Bloomberg’s strategy may backfire. He’s been telling people that he’s running in case Biden falters. Well, Biden seems to have faltered but Klobuchar and Buttigieg seem poised to step into the void. Now, instead of letting the pragmatists sort out the primary and determine who becomes the anti-Bernie candidate, Bloomberg may split the vote even more, giving Sanders even bigger pluralities on Super Tuesday.
Finally, I worry that the left flank of the Democratic Party won’t come out for Bloomberg. The key to success in November is to keep the base intact and to win the middle. He might be able to sway the Obama-Trump voters but if the Sanders wing of the party either stays home or votes third party, Trump gets re-elected.

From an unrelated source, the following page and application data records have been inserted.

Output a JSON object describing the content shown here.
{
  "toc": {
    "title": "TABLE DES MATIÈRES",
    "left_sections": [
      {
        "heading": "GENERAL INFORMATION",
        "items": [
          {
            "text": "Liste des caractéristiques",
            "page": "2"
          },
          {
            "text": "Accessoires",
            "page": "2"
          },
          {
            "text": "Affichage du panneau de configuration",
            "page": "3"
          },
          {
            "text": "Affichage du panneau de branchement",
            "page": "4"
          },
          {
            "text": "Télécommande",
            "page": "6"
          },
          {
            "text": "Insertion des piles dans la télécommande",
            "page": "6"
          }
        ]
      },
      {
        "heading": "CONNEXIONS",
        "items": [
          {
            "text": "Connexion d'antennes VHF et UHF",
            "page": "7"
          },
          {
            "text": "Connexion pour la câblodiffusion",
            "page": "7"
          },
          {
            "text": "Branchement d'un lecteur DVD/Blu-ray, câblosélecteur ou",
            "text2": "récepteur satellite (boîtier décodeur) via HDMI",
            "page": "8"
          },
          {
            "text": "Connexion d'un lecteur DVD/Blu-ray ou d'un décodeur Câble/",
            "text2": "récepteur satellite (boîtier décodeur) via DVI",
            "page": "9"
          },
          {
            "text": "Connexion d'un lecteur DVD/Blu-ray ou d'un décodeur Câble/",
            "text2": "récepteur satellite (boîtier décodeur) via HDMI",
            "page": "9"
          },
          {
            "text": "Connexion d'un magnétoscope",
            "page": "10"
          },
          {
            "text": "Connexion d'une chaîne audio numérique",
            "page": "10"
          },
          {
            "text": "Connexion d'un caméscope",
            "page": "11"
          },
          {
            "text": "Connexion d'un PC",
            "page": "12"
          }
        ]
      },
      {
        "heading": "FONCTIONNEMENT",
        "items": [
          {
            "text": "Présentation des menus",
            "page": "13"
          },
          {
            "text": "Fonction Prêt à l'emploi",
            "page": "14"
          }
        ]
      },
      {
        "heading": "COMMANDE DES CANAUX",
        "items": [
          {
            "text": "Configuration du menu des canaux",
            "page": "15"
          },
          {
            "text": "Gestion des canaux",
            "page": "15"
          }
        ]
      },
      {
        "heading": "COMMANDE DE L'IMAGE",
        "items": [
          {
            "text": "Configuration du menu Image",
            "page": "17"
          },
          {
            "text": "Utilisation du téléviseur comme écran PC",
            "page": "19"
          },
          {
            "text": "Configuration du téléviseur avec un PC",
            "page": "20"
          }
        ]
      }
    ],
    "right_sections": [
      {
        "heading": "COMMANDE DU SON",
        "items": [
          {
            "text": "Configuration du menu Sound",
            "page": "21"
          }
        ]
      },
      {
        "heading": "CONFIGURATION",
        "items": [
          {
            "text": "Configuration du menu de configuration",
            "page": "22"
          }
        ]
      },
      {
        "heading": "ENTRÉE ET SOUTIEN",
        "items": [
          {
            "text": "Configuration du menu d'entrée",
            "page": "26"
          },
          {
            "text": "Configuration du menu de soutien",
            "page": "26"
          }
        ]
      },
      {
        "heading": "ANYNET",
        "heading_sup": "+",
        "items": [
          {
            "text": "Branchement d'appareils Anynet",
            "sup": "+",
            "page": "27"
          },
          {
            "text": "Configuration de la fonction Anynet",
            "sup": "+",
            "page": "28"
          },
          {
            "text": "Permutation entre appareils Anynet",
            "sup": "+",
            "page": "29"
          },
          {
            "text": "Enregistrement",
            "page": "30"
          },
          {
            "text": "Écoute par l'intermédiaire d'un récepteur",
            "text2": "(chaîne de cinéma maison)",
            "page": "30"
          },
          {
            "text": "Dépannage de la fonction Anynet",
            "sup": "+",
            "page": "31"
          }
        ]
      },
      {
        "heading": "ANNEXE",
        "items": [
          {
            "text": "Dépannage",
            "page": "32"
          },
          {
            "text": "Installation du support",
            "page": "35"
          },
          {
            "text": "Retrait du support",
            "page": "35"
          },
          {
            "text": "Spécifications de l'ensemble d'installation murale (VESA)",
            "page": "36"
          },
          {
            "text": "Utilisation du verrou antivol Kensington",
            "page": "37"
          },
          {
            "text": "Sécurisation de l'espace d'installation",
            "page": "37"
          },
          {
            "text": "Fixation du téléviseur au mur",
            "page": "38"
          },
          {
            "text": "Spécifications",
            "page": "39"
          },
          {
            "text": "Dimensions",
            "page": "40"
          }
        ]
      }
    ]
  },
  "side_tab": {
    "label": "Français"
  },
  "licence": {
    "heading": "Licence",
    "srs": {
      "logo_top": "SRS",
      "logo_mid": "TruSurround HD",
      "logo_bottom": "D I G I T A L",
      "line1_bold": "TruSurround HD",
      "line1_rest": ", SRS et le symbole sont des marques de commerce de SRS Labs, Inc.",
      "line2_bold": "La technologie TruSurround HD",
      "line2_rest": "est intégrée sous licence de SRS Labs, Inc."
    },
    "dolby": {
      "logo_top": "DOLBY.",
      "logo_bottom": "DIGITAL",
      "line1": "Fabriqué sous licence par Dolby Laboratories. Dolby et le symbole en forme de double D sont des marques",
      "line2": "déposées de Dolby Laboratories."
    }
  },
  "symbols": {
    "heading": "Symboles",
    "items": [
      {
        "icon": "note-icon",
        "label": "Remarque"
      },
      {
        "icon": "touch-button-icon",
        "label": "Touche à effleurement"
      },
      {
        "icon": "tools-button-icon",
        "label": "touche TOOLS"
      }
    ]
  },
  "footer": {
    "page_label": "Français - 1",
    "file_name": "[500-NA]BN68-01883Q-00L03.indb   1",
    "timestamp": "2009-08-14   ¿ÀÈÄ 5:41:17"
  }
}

As for Bernie Sanders, I think he’s the least likely to beat Trump. He’s not like Obama who had a large base of people just waiting for him to prove that he was viable. And he’s not like Trump who tapped into deep-seated resentment against the economic and political elite to attract both Obama change voters and disaffected whites who hadn’t been voting. Instead, Sanders has remained steady. His support hasn’t grown or shrunk and, after two runs, I think everybody he’s going to excite is already on his train. He’s not changing the general election electorate and he may depress turnout among the moderates Democrats need to win or he may lose them to Trump.
Maybe Sanders can pull out a victory with strong support from union groups in the Midwest, but I can pretty confidently say that he can’t win North Carolina. I’m as concerned about our state as I am about the nation and I fear that Sanders candidacy will leave us with a Republican legislature drawing districts and Thom Tillis in place for six more years. I’m not willing to take that chance.
So with that, I’ll support Amy Klobuchar in the primary and hope that her performance in the upcoming Nevada caucus and South Carolina primary sustains the fundraising she’s seen post-New Hampshire. She’s not perfect because there is no perfect candidate but she’s as good an antidote to Trump as anybody running. Beating Trump is my top priority and she seems to have the best shot at doing that.
Thomas Mills is the founder and publisher of PoliticsNC.com. Before beginning PoliticsNC, Thomas spent twenty years as a political and public affairs consultant. Learn more >